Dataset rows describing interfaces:
#####

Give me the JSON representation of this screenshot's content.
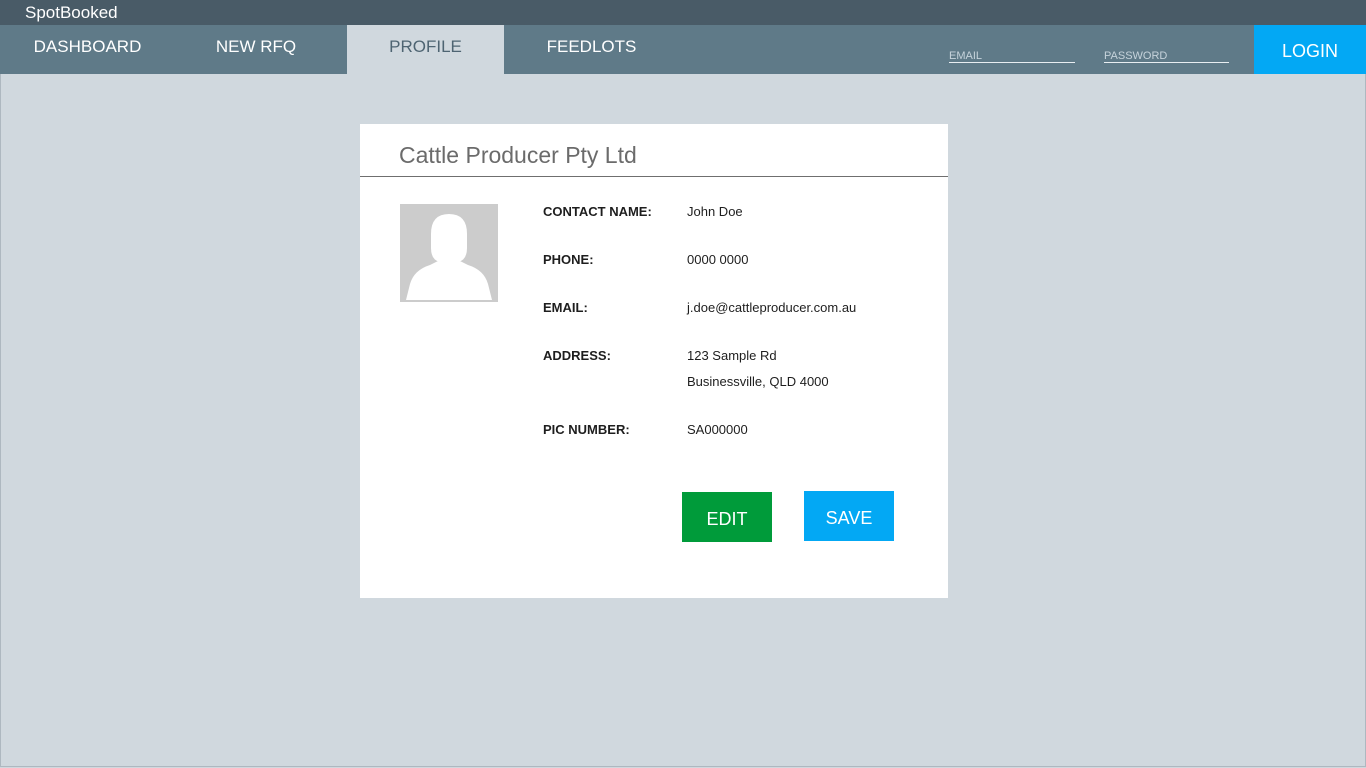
{
  "app": {
    "title": "SpotBooked"
  },
  "nav": {
    "tabs": [
      {
        "label": "DASHBOARD",
        "active": false
      },
      {
        "label": "NEW RFQ",
        "active": false
      },
      {
        "label": "PROFILE",
        "active": true
      },
      {
        "label": "FEEDLOTS",
        "active": false
      }
    ]
  },
  "login": {
    "email_placeholder": "EMAIL",
    "email_value": "",
    "password_placeholder": "PASSWORD",
    "password_value": "",
    "button_label": "LOGIN"
  },
  "profile": {
    "company_name": "Cattle Producer Pty Ltd",
    "avatar_icon": "user-silhouette-icon",
    "fields": {
      "contact_name": {
        "label": "CONTACT NAME:",
        "value": "John Doe"
      },
      "phone": {
        "label": "PHONE:",
        "value": "0000 0000"
      },
      "email": {
        "label": "EMAIL:",
        "value": "j.doe@cattleproducer.com.au"
      },
      "address": {
        "label": "ADDRESS:",
        "line1": "123 Sample Rd",
        "line2": "Businessville, QLD 4000"
      },
      "pic_number": {
        "label": "PIC NUMBER:",
        "value": "SA000000"
      }
    },
    "edit_label": "EDIT",
    "save_label": "SAVE"
  },
  "colors": {
    "title_bar": "#495b67",
    "nav_bar": "#5f7a88",
    "background": "#d0d8de",
    "login_button": "#03a8f4",
    "edit_button": "#009b3a",
    "save_button": "#03a8f4"
  }
}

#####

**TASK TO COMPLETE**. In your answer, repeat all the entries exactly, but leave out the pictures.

**WRITTEN SOLUTION**.
Give me the JSON representation of this screenshot's content.
{
  "app": {
    "title": "SpotBooked"
  },
  "nav": {
    "tabs": [
      {
        "label": "DASHBOARD",
        "active": false
      },
      {
        "label": "NEW RFQ",
        "active": false
      },
      {
        "label": "PROFILE",
        "active": true
      },
      {
        "label": "FEEDLOTS",
        "active": false
      }
    ]
  },
  "login": {
    "email_placeholder": "EMAIL",
    "email_value": "",
    "password_placeholder": "PASSWORD",
    "password_value": "",
    "button_label": "LOGIN"
  },
  "profile": {
    "company_name": "Cattle Producer Pty Ltd",
    "avatar_icon": "user-silhouette-icon",
    "fields": {
      "contact_name": {
        "label": "CONTACT NAME:",
        "value": "John Doe"
      },
      "phone": {
        "label": "PHONE:",
        "value": "0000 0000"
      },
      "email": {
        "label": "EMAIL:",
        "value": "j.doe@cattleproducer.com.au"
      },
      "address": {
        "label": "ADDRESS:",
        "line1": "123 Sample Rd",
        "line2": "Businessville, QLD 4000"
      },
      "pic_number": {
        "label": "PIC NUMBER:",
        "value": "SA000000"
      }
    },
    "edit_label": "EDIT",
    "save_label": "SAVE"
  },
  "colors": {
    "title_bar": "#495b67",
    "nav_bar": "#5f7a88",
    "background": "#d0d8de",
    "login_button": "#03a8f4",
    "edit_button": "#009b3a",
    "save_button": "#03a8f4"
  }
}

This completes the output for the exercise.